Global Lead, Inclusive Economic Growth, Agriculture, Agribusiness & Food Security | email@example.com
For some, international development is a walk on the wild side. For Bill Grant, it is the family business. His family has been involved in international health and economic development for more than 120 years. His great-grandfather built the first major hospital in Ningpo, China, in the 1880s; his grandfather was the first doctor of public health in China in the 1920s; and his father was an architect of the U.S. Government’s foreign assistance programs in the 1950s and 1960s, before helping to lead the United Nations Children’s Fund to its current position in the world of international development.
So it is not surprising that Bill followed in the family footsteps and joined the Peace Corps in 1978. After spending nearly four years in the Central African Empire/Republic running a regional community development program and two years in Burundi working with the U.S. Agency for International Development, Bill saw that development was changing from a predominantly government-driven process to one in which the private sector would play an increasing role in bringing economic benefits to the poor.
So in 1984, after driving his motorcycle across Africa, he enrolled in Stanford Business School. He joined DAI in 1986 and has been focused on bringing new models of market-led, sustainable economic development to bear around the world. Over the years he has worked in 50 countries, including 35 in Africa.
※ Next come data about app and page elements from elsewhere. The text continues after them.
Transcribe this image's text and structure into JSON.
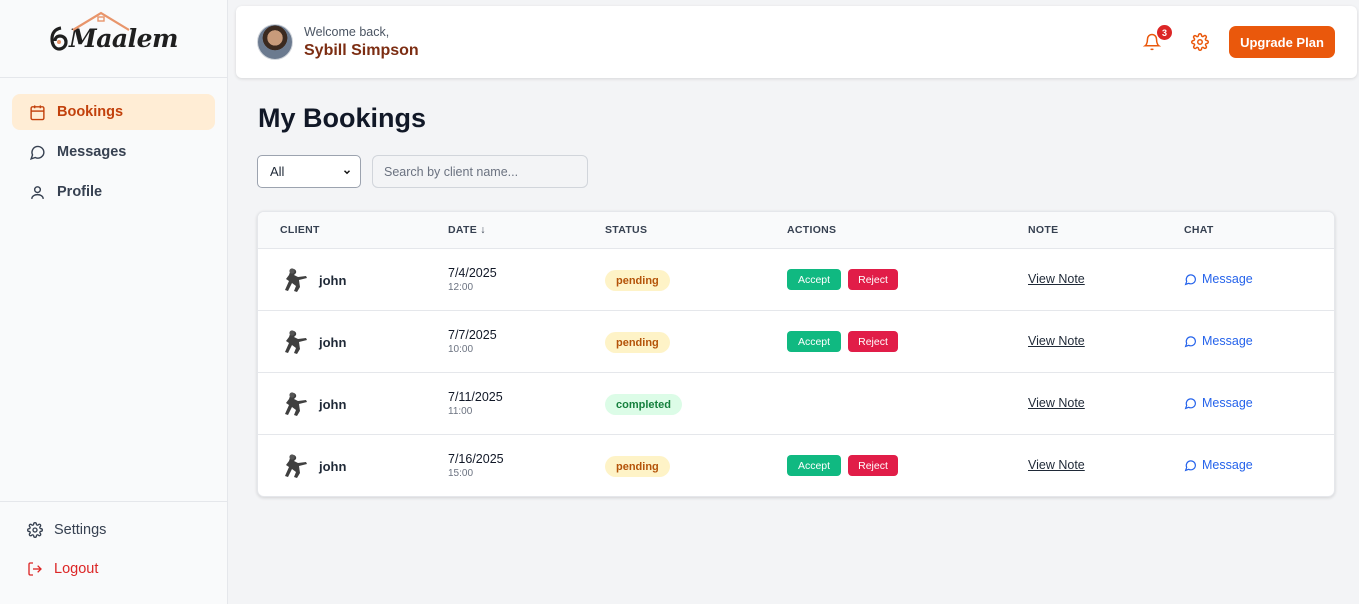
{
  "brand": {
    "logo_text": "Maalem"
  },
  "sidebar": {
    "items": [
      {
        "label": "Bookings",
        "icon": "calendar-icon",
        "active": true
      },
      {
        "label": "Messages",
        "icon": "message-circle-icon",
        "active": false
      },
      {
        "label": "Profile",
        "icon": "user-icon",
        "active": false
      }
    ],
    "bottom": [
      {
        "label": "Settings",
        "icon": "gear-icon"
      },
      {
        "label": "Logout",
        "icon": "logout-icon"
      }
    ]
  },
  "header": {
    "welcome": "Welcome back,",
    "user_name": "Sybill Simpson",
    "notification_count": "3",
    "upgrade_label": "Upgrade Plan",
    "accent_color": "#ea580c"
  },
  "main": {
    "title": "My Bookings",
    "filter_selected": "All",
    "search_placeholder": "Search by client name...",
    "columns": [
      "CLIENT",
      "DATE ↓",
      "STATUS",
      "ACTIONS",
      "NOTE",
      "CHAT"
    ],
    "rows": [
      {
        "client": "john",
        "date": "7/4/2025",
        "time": "12:00",
        "status": "pending",
        "accept": "Accept",
        "reject": "Reject",
        "note": "View Note",
        "chat": "Message"
      },
      {
        "client": "john",
        "date": "7/7/2025",
        "time": "10:00",
        "status": "pending",
        "accept": "Accept",
        "reject": "Reject",
        "note": "View Note",
        "chat": "Message"
      },
      {
        "client": "john",
        "date": "7/11/2025",
        "time": "11:00",
        "status": "completed",
        "accept": "",
        "reject": "",
        "note": "View Note",
        "chat": "Message"
      },
      {
        "client": "john",
        "date": "7/16/2025",
        "time": "15:00",
        "status": "pending",
        "accept": "Accept",
        "reject": "Reject",
        "note": "View Note",
        "chat": "Message"
      }
    ]
  }
}
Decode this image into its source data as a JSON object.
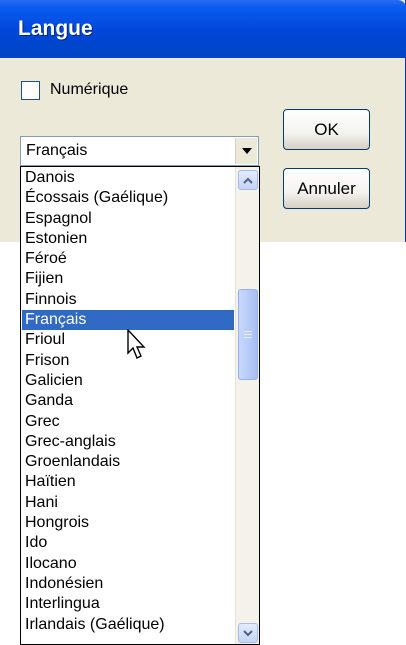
{
  "window": {
    "title": "Langue"
  },
  "checkbox": {
    "label": "Numérique",
    "checked": false
  },
  "buttons": {
    "ok_label": "OK",
    "cancel_label": "Annuler"
  },
  "combo": {
    "selected_value": "Français"
  },
  "dropdown": {
    "items": [
      "Danois",
      "Écossais (Gaélique)",
      "Espagnol",
      "Estonien",
      "Féroé",
      "Fijien",
      "Finnois",
      "Français",
      "Frioul",
      "Frison",
      "Galicien",
      "Ganda",
      "Grec",
      "Grec-anglais",
      "Groenlandais",
      "Haïtien",
      "Hani",
      "Hongrois",
      "Ido",
      "Ilocano",
      "Indonésien",
      "Interlingua",
      "Irlandais (Gaélique)"
    ],
    "selected_index": 7
  },
  "colors": {
    "titlebar": "#0046d8",
    "selection": "#316ac5",
    "dialog_bg": "#ece9d8"
  },
  "icons": {
    "combo_arrow": "chevron-down-icon",
    "scroll_up": "arrow-up-icon",
    "scroll_down": "arrow-down-icon",
    "cursor": "mouse-pointer-icon"
  }
}
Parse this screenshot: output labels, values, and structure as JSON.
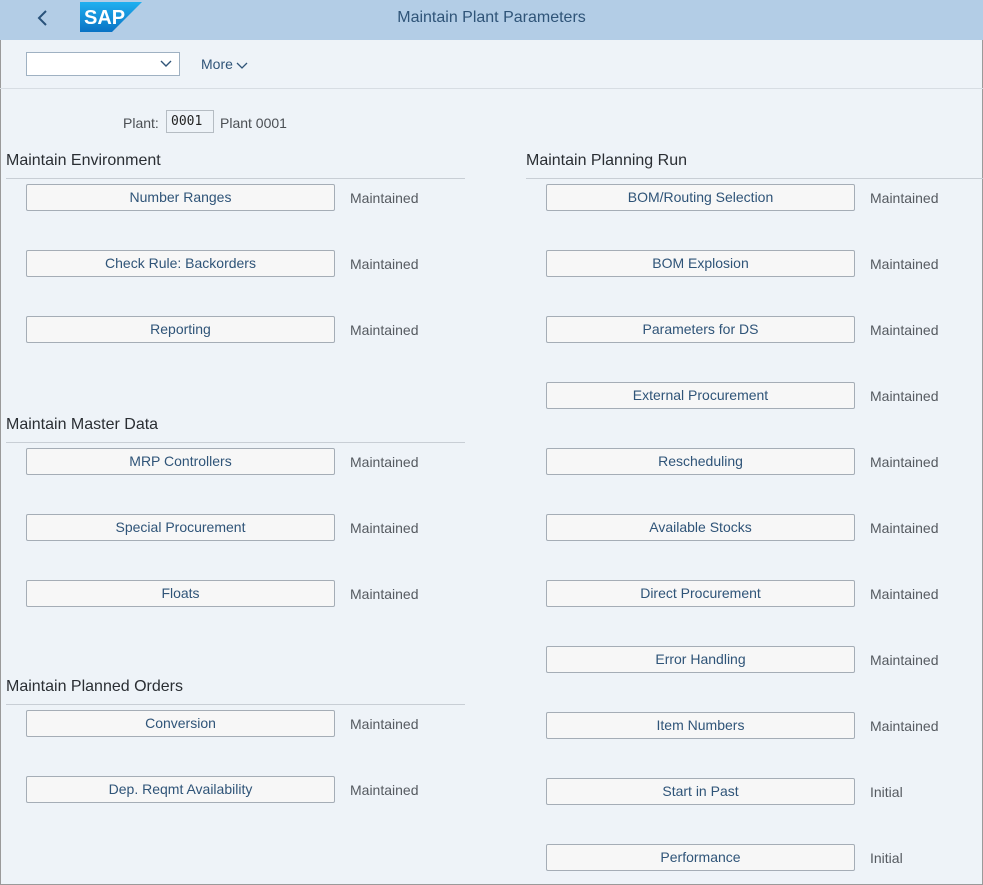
{
  "shell": {
    "title": "Maintain Plant Parameters",
    "logo_text": "SAP",
    "back_icon": "chevron-left-icon"
  },
  "toolbar": {
    "dropdown_value": "",
    "more_label": "More"
  },
  "plant": {
    "label": "Plant:",
    "value": "0001",
    "description": "Plant 0001"
  },
  "left": {
    "environment": {
      "heading": "Maintain Environment",
      "items": [
        {
          "label": "Number Ranges",
          "status": "Maintained"
        },
        {
          "label": "Check Rule: Backorders",
          "status": "Maintained"
        },
        {
          "label": "Reporting",
          "status": "Maintained"
        }
      ]
    },
    "master_data": {
      "heading": "Maintain Master Data",
      "items": [
        {
          "label": "MRP Controllers",
          "status": "Maintained"
        },
        {
          "label": "Special Procurement",
          "status": "Maintained"
        },
        {
          "label": "Floats",
          "status": "Maintained"
        }
      ]
    },
    "planned_orders": {
      "heading": "Maintain Planned Orders",
      "items": [
        {
          "label": "Conversion",
          "status": "Maintained"
        },
        {
          "label": "Dep. Reqmt Availability",
          "status": "Maintained"
        }
      ]
    }
  },
  "right": {
    "planning_run": {
      "heading": "Maintain Planning Run",
      "items": [
        {
          "label": "BOM/Routing Selection",
          "status": "Maintained"
        },
        {
          "label": "BOM Explosion",
          "status": "Maintained"
        },
        {
          "label": "Parameters for DS",
          "status": "Maintained"
        },
        {
          "label": "External Procurement",
          "status": "Maintained"
        },
        {
          "label": "Rescheduling",
          "status": "Maintained"
        },
        {
          "label": "Available Stocks",
          "status": "Maintained"
        },
        {
          "label": "Direct Procurement",
          "status": "Maintained"
        },
        {
          "label": "Error Handling",
          "status": "Maintained"
        },
        {
          "label": "Item Numbers",
          "status": "Maintained"
        },
        {
          "label": "Start in Past",
          "status": "Initial"
        },
        {
          "label": "Performance",
          "status": "Initial"
        }
      ]
    }
  },
  "colors": {
    "shell_bg": "#b3cde6",
    "page_bg": "#eef3f8",
    "link_blue": "#2f5478",
    "logo_blue": "#1a9be0"
  }
}
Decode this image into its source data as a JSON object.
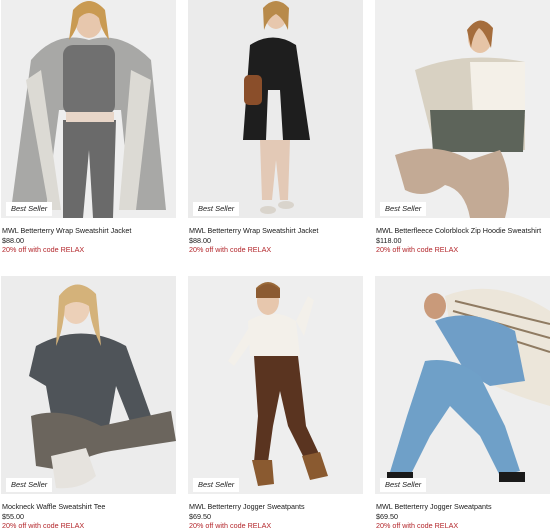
{
  "products": [
    {
      "name": "MWL Betterterry Wrap Sweatshirt Jacket",
      "price": "$88.00",
      "promo": "20% off with code RELAX",
      "badge": "Best Seller"
    },
    {
      "name": "MWL Betterterry Wrap Sweatshirt Jacket",
      "price": "$88.00",
      "promo": "20% off with code RELAX",
      "badge": "Best Seller"
    },
    {
      "name": "MWL Betterfleece Colorblock Zip Hoodie Sweatshirt",
      "price": "$118.00",
      "promo": "20% off with code RELAX",
      "badge": "Best Seller"
    },
    {
      "name": "Mockneck Waffle Sweatshirt Tee",
      "price": "$55.00",
      "promo": "20% off with code RELAX",
      "badge": "Best Seller"
    },
    {
      "name": "MWL Betterterry Jogger Sweatpants",
      "price": "$69.50",
      "promo": "20% off with code RELAX",
      "badge": "Best Seller"
    },
    {
      "name": "MWL Betterterry Jogger Sweatpants",
      "price": "$69.50",
      "promo": "20% off with code RELAX",
      "badge": "Best Seller"
    }
  ],
  "colors": {
    "promo": "#b3262b",
    "image_bg": "#ededed",
    "page_bg": "#ffffff"
  }
}
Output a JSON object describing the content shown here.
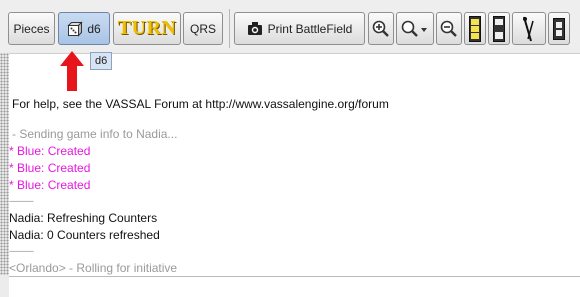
{
  "toolbar": {
    "pieces_label": "Pieces",
    "d6_label": "d6",
    "turn_label": "TURN",
    "qrs_label": "QRS",
    "print_label": "Print BattleField",
    "zoom_in_icon": "zoom-in-icon",
    "zoom_menu_icon": "zoom-dropdown-icon",
    "zoom_out_icon": "zoom-out-icon",
    "los_icon": "los-counter-icon",
    "ow_icon": "opportunity-fire-counter-icon",
    "figure_icon": "soldier-figure-icon",
    "misc_icon": "counter-icon"
  },
  "tooltip": {
    "text": "d6"
  },
  "annotation": {
    "color": "#e8141b"
  },
  "chat": {
    "lines": [
      {
        "text": "For help, see the VASSAL Forum at http://www.vassalengine.org/forum",
        "style": "black"
      },
      {
        "text": "- Sending game info to Nadia...",
        "style": "grey"
      },
      {
        "text": "* Blue: Created",
        "style": "mag"
      },
      {
        "text": "* Blue: Created",
        "style": "mag"
      },
      {
        "text": "* Blue: Created",
        "style": "mag"
      },
      {
        "text": "------------",
        "style": "dash"
      },
      {
        "text": "Nadia: Refreshing Counters",
        "style": "black"
      },
      {
        "text": "Nadia: 0 Counters refreshed",
        "style": "black"
      },
      {
        "text": "------------",
        "style": "dash"
      },
      {
        "text": "<Orlando> - Rolling for initiative",
        "style": "grey"
      }
    ]
  },
  "colors": {
    "magenta": "#e817e0",
    "turn_gold": "#f1bf00"
  }
}
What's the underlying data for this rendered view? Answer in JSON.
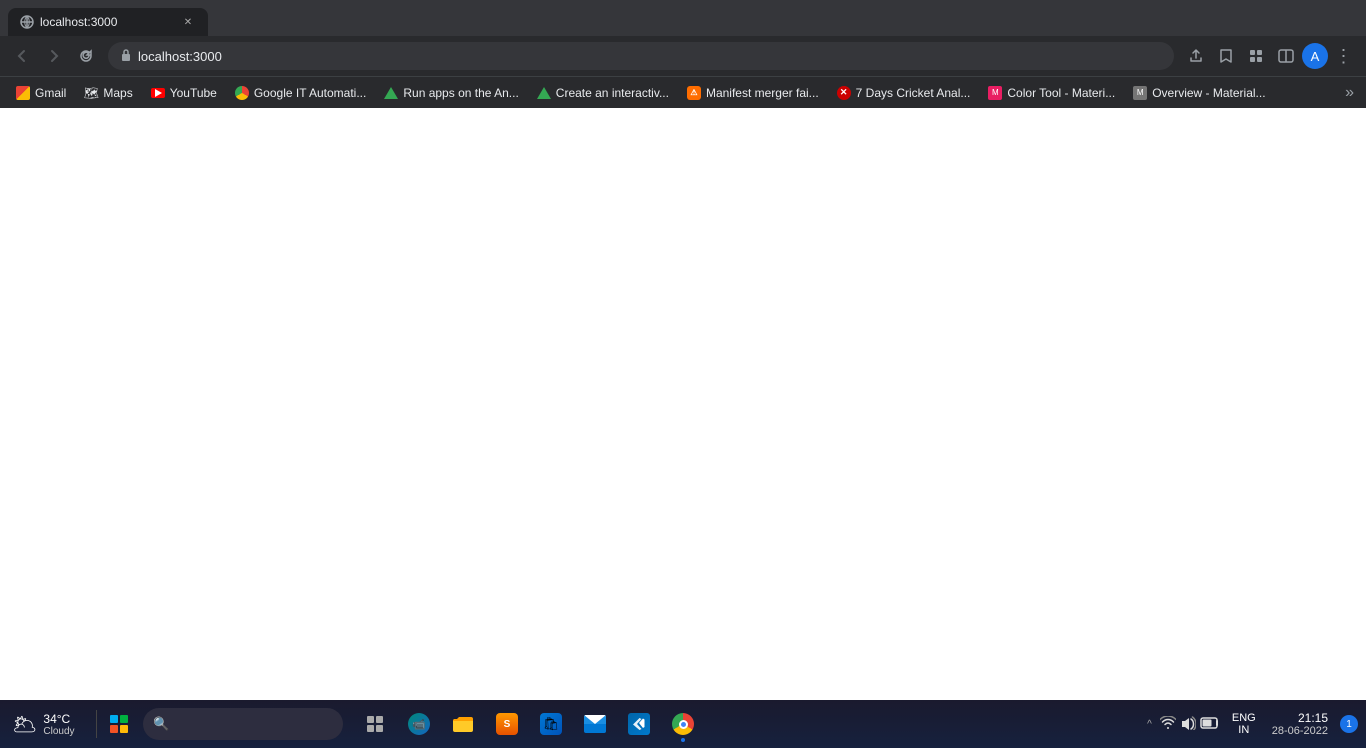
{
  "browser": {
    "tab": {
      "title": "localhost:3000",
      "favicon": "globe"
    },
    "address_bar": {
      "url": "localhost:3000",
      "protocol_icon": "🔒"
    },
    "nav_buttons": {
      "back": "←",
      "forward": "→",
      "refresh": "↻"
    },
    "nav_icons": {
      "share": "↑",
      "bookmark": "☆",
      "extensions": "🧩",
      "split": "⊡",
      "profile": "A",
      "menu": "⋮"
    }
  },
  "bookmarks": [
    {
      "id": "gmail",
      "label": "Gmail",
      "favicon_type": "gmail"
    },
    {
      "id": "maps",
      "label": "Maps",
      "favicon_type": "maps"
    },
    {
      "id": "youtube",
      "label": "YouTube",
      "favicon_type": "youtube"
    },
    {
      "id": "google-it",
      "label": "Google IT Automati...",
      "favicon_type": "chrome"
    },
    {
      "id": "run-apps",
      "label": "Run apps on the An...",
      "favicon_type": "green"
    },
    {
      "id": "create-interactive",
      "label": "Create an interactiv...",
      "favicon_type": "green"
    },
    {
      "id": "manifest",
      "label": "Manifest merger fai...",
      "favicon_type": "devtools"
    },
    {
      "id": "cricket",
      "label": "7 Days Cricket Anal...",
      "favicon_type": "x"
    },
    {
      "id": "color-tool",
      "label": "Color Tool - Materi...",
      "favicon_type": "material-color"
    },
    {
      "id": "overview",
      "label": "Overview - Material...",
      "favicon_type": "material-grey"
    }
  ],
  "page": {
    "background": "#ffffff",
    "content": ""
  },
  "taskbar": {
    "weather": {
      "temperature": "34°C",
      "condition": "Cloudy",
      "icon": "🌥"
    },
    "icons": [
      {
        "id": "start",
        "label": "Start",
        "type": "windows"
      },
      {
        "id": "search",
        "label": "Search",
        "type": "search"
      },
      {
        "id": "task-view",
        "label": "Task View",
        "icon": "⬚"
      },
      {
        "id": "meet",
        "label": "Google Meet",
        "icon": "📹"
      },
      {
        "id": "file-explorer",
        "label": "File Explorer",
        "icon": "📁"
      },
      {
        "id": "sublime",
        "label": "Sublime Text",
        "icon": "𝕊"
      },
      {
        "id": "ms-store",
        "label": "Microsoft Store",
        "icon": "🛍"
      },
      {
        "id": "mail",
        "label": "Mail",
        "icon": "📧"
      },
      {
        "id": "vscode",
        "label": "Visual Studio Code",
        "icon": "⬡"
      },
      {
        "id": "chrome",
        "label": "Google Chrome",
        "icon": "●",
        "active": true
      }
    ],
    "tray": {
      "up_arrow": "^",
      "network_icon": "📶",
      "volume_icon": "🔊",
      "battery_icon": "🔋",
      "language": "ENG",
      "region": "IN",
      "time": "21:15",
      "date": "28-06-2022",
      "notification_count": "1"
    }
  }
}
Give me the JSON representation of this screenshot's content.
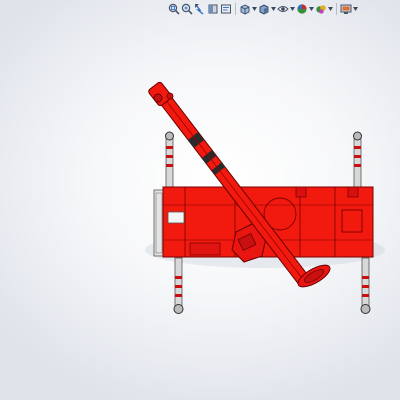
{
  "toolbar": {
    "buttons": [
      {
        "name": "zoom-to-fit-button",
        "icon": "zoom-to-fit-icon"
      },
      {
        "name": "zoom-to-area-button",
        "icon": "zoom-to-area-icon"
      },
      {
        "name": "previous-view-button",
        "icon": "previous-view-icon"
      },
      {
        "name": "section-view-button",
        "icon": "section-view-icon"
      },
      {
        "name": "dynamic-annotation-views-button",
        "icon": "dynamic-annotation-icon"
      },
      {
        "name": "view-orientation-button",
        "icon": "view-orientation-cube-icon",
        "has_dropdown": true
      },
      {
        "name": "display-style-button",
        "icon": "display-style-icon",
        "has_dropdown": true
      },
      {
        "name": "hide-show-items-button",
        "icon": "hide-show-eye-icon",
        "has_dropdown": true
      },
      {
        "name": "edit-appearance-button",
        "icon": "appearance-sphere-icon",
        "has_dropdown": true
      },
      {
        "name": "apply-scene-button",
        "icon": "scene-icon",
        "has_dropdown": true
      },
      {
        "name": "view-settings-button",
        "icon": "view-settings-monitor-icon",
        "has_dropdown": true
      }
    ]
  },
  "model": {
    "name": "crane-model",
    "body_color": "#f21a0f",
    "edge_color": "#7a0000",
    "outrigger_color": "#d8d8d8",
    "stripe_color": "#c81010"
  }
}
He has played an important role in the development and application of subsector and value chain approaches and is currently leading numerous programs applying the Making Markets Work for the Poor (M4P) approach for private and international donors.
- M.B.A., international development, small business management, Stanford University
- M.A., agricultural economics, Stanford University
“There is little that is more powerful than watching 30 village women sitting under a mango tree managing their own savings and credit using simple techniques that do not require written records or outside funding, and are so easily replicable that millions of poor, illiterate women are now able to participate in financial intermediation.”
— Bill Grant